MATERIAL PROVIDED START

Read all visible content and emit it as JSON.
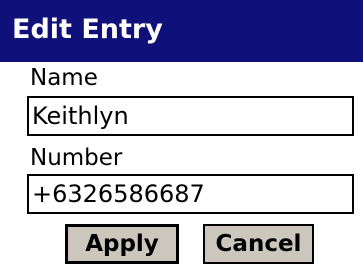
{
  "dialog": {
    "title": "Edit Entry"
  },
  "form": {
    "name_label": "Name",
    "name_value": "Keithlyn",
    "number_label": "Number",
    "number_value": "+6326586687"
  },
  "buttons": {
    "apply_label": "Apply",
    "cancel_label": "Cancel"
  },
  "colors": {
    "title_bar": "#10107a",
    "title_text": "#ffffff",
    "button_face": "#cbc7bd",
    "background": "#ffffff"
  }
}
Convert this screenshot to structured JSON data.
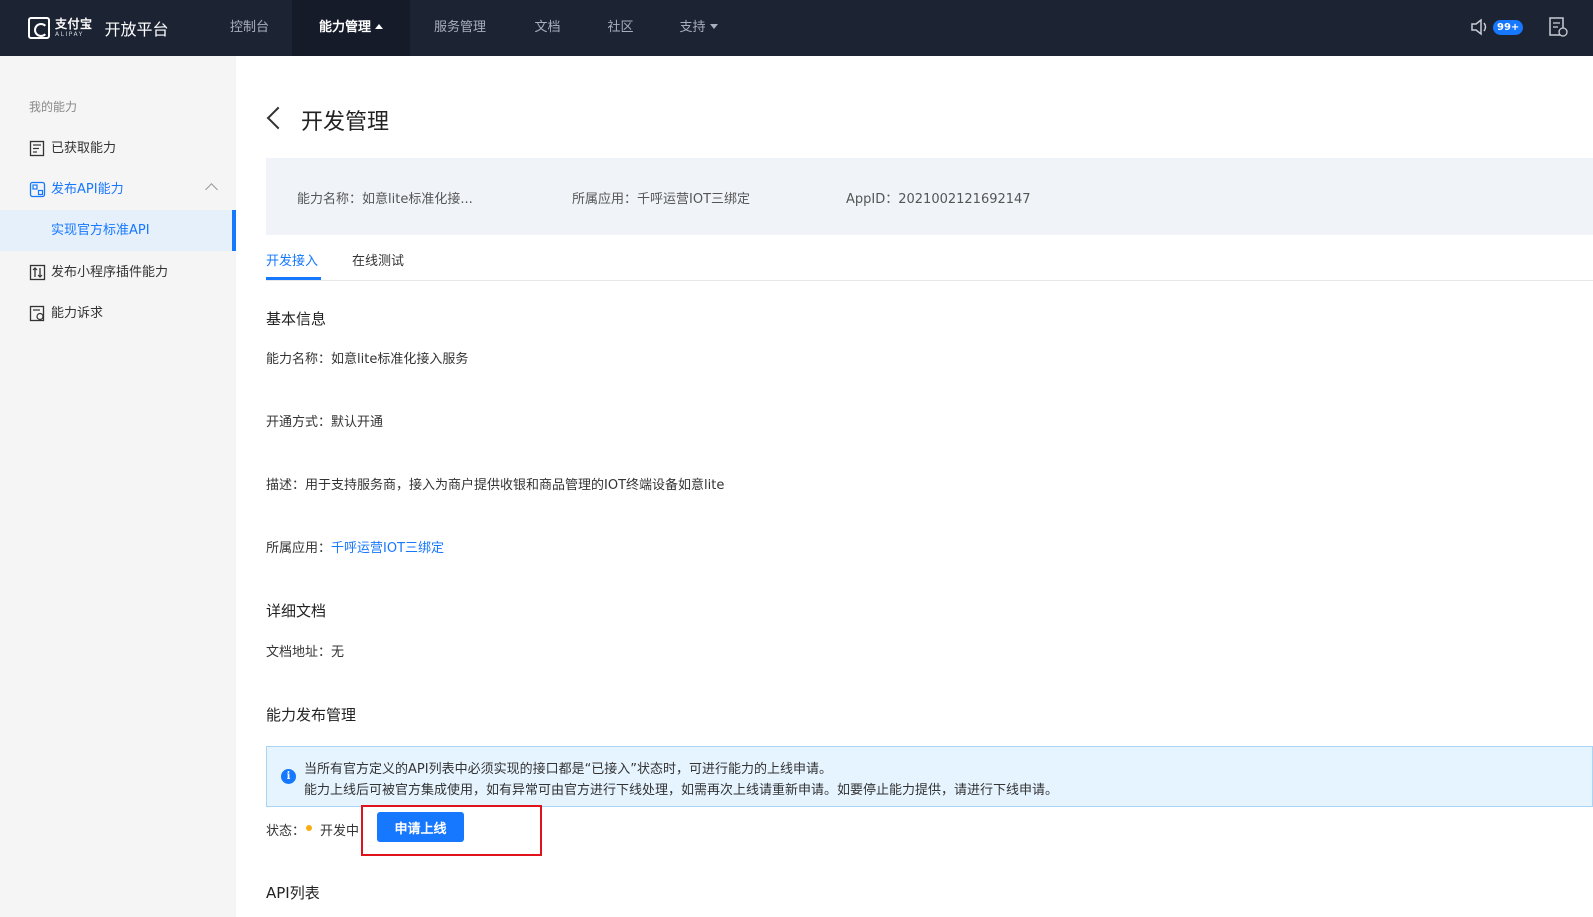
{
  "topnav": {
    "logo_cn": "支付宝",
    "logo_en": "ALIPAY",
    "platform_title": "开放平台",
    "items": [
      {
        "label": "控制台"
      },
      {
        "label": "能力管理"
      },
      {
        "label": "服务管理"
      },
      {
        "label": "文档"
      },
      {
        "label": "社区"
      },
      {
        "label": "支持"
      }
    ],
    "notification_badge": "99+",
    "icons": [
      "speaker-icon",
      "document-icon"
    ]
  },
  "sidebar": {
    "section_title": "我的能力",
    "items": [
      {
        "label": "已获取能力",
        "icon": "document-list-icon"
      },
      {
        "label": "发布API能力",
        "icon": "api-icon"
      },
      {
        "label": "实现官方标准API"
      },
      {
        "label": "发布小程序插件能力",
        "icon": "plugin-icon"
      },
      {
        "label": "能力诉求",
        "icon": "request-icon"
      }
    ]
  },
  "main": {
    "page_title": "开发管理",
    "info_bar": {
      "ability_name": "能力名称：如意lite标准化接...",
      "app": "所属应用：千呼运营IOT三绑定",
      "appid": "AppID：2021002121692147"
    },
    "tabs": [
      {
        "label": "开发接入"
      },
      {
        "label": "在线测试"
      }
    ],
    "basic_info": {
      "title": "基本信息",
      "ability_name_label": "能力名称：",
      "ability_name_value": "如意lite标准化接入服务",
      "open_mode_label": "开通方式：",
      "open_mode_value": "默认开通",
      "desc_label": "描述：",
      "desc_value": "用于支持服务商，接入为商户提供收银和商品管理的IOT终端设备如意lite",
      "app_label": "所属应用：",
      "app_value": "千呼运营IOT三绑定"
    },
    "docs": {
      "title": "详细文档",
      "address_label": "文档地址：",
      "address_value": "无"
    },
    "publish": {
      "title": "能力发布管理",
      "alert_line1": "当所有官方定义的API列表中必须实现的接口都是“已接入”状态时，可进行能力的上线申请。",
      "alert_line2": "能力上线后可被官方集成使用，如有异常可由官方进行下线处理，如需再次上线请重新申请。如要停止能力提供，请进行下线申请。",
      "status_label": "状态：",
      "status_value": "开发中",
      "status_color": "#faad14",
      "apply_button": "申请上线"
    },
    "api_list_title": "API列表"
  },
  "colors": {
    "nav_bg": "#1c2333",
    "accent": "#1677ff",
    "highlight": "#e0121b"
  }
}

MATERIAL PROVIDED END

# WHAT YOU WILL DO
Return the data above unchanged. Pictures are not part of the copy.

# WRITTEN SOLUTION
Read all visible content and emit it as JSON.
{
  "dialog": {
    "title": "Edit Entry"
  },
  "form": {
    "name_label": "Name",
    "name_value": "Keithlyn",
    "number_label": "Number",
    "number_value": "+6326586687"
  },
  "buttons": {
    "apply_label": "Apply",
    "cancel_label": "Cancel"
  },
  "colors": {
    "title_bar": "#10107a",
    "title_text": "#ffffff",
    "button_face": "#cbc7bd",
    "background": "#ffffff"
  }
}
Convert this screenshot to structured JSON data.
{
  "topnav": {
    "logo_cn": "支付宝",
    "logo_en": "ALIPAY",
    "platform_title": "开放平台",
    "items": [
      {
        "label": "控制台"
      },
      {
        "label": "能力管理"
      },
      {
        "label": "服务管理"
      },
      {
        "label": "文档"
      },
      {
        "label": "社区"
      },
      {
        "label": "支持"
      }
    ],
    "notification_badge": "99+",
    "icons": [
      "speaker-icon",
      "document-icon"
    ]
  },
  "sidebar": {
    "section_title": "我的能力",
    "items": [
      {
        "label": "已获取能力",
        "icon": "document-list-icon"
      },
      {
        "label": "发布API能力",
        "icon": "api-icon"
      },
      {
        "label": "实现官方标准API"
      },
      {
        "label": "发布小程序插件能力",
        "icon": "plugin-icon"
      },
      {
        "label": "能力诉求",
        "icon": "request-icon"
      }
    ]
  },
  "main": {
    "page_title": "开发管理",
    "info_bar": {
      "ability_name": "能力名称：如意lite标准化接...",
      "app": "所属应用：千呼运营IOT三绑定",
      "appid": "AppID：2021002121692147"
    },
    "tabs": [
      {
        "label": "开发接入"
      },
      {
        "label": "在线测试"
      }
    ],
    "basic_info": {
      "title": "基本信息",
      "ability_name_label": "能力名称：",
      "ability_name_value": "如意lite标准化接入服务",
      "open_mode_label": "开通方式：",
      "open_mode_value": "默认开通",
      "desc_label": "描述：",
      "desc_value": "用于支持服务商，接入为商户提供收银和商品管理的IOT终端设备如意lite",
      "app_label": "所属应用：",
      "app_value": "千呼运营IOT三绑定"
    },
    "docs": {
      "title": "详细文档",
      "address_label": "文档地址：",
      "address_value": "无"
    },
    "publish": {
      "title": "能力发布管理",
      "alert_line1": "当所有官方定义的API列表中必须实现的接口都是“已接入”状态时，可进行能力的上线申请。",
      "alert_line2": "能力上线后可被官方集成使用，如有异常可由官方进行下线处理，如需再次上线请重新申请。如要停止能力提供，请进行下线申请。",
      "status_label": "状态：",
      "status_value": "开发中",
      "status_color": "#faad14",
      "apply_button": "申请上线"
    },
    "api_list_title": "API列表"
  },
  "colors": {
    "nav_bg": "#1c2333",
    "accent": "#1677ff",
    "highlight": "#e0121b"
  }
}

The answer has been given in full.